(Excerpts from an interface dataset)
########
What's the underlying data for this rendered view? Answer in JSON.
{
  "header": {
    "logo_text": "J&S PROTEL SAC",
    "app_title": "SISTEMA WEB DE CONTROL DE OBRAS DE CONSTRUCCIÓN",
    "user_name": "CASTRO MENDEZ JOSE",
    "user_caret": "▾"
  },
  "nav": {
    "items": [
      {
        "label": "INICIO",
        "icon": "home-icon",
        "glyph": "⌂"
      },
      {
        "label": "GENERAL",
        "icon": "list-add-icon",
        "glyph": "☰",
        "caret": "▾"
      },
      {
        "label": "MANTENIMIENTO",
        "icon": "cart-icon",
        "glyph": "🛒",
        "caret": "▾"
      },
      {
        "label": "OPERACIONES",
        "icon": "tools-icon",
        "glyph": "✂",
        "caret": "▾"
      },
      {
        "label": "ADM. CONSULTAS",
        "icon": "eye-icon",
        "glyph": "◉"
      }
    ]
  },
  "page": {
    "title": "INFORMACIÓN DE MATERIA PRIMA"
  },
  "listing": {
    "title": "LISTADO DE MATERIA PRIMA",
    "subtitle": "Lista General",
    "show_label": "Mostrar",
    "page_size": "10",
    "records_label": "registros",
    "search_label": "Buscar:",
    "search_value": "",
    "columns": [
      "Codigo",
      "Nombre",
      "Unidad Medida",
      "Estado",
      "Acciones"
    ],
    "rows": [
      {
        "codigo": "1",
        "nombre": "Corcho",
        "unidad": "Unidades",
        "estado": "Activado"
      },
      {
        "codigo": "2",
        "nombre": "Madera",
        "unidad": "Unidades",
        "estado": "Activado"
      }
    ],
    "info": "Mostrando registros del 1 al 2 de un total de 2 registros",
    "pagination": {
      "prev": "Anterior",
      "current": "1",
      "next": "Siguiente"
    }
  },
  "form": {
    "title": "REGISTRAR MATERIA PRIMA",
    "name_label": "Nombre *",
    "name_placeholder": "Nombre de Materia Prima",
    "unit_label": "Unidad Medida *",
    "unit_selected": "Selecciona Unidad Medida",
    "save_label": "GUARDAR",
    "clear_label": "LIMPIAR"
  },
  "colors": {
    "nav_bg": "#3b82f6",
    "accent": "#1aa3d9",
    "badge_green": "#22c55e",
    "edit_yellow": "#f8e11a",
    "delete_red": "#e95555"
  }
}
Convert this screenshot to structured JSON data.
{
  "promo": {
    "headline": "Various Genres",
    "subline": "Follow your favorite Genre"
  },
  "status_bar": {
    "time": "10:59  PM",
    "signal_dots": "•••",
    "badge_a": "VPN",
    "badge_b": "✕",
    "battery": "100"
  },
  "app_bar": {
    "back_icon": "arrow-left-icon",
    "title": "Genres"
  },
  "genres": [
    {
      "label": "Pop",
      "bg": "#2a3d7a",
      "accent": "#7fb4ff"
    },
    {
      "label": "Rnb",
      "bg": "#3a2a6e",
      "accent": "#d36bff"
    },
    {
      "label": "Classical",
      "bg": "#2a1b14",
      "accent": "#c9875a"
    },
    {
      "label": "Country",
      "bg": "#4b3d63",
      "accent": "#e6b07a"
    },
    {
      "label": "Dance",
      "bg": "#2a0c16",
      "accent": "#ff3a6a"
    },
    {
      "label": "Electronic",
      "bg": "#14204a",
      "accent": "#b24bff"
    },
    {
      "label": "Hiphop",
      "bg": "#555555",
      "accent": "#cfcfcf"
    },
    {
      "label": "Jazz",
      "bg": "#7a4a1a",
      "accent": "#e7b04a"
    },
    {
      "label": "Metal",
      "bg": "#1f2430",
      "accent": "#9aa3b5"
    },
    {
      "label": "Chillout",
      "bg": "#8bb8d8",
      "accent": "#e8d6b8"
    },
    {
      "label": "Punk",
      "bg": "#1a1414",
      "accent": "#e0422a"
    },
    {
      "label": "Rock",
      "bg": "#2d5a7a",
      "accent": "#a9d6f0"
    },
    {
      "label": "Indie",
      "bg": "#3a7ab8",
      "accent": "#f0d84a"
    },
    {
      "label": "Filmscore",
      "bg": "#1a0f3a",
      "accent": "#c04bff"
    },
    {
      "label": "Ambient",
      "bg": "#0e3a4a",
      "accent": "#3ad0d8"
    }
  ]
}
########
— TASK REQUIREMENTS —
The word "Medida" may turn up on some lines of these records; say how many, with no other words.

— TASK OUTPUT —
3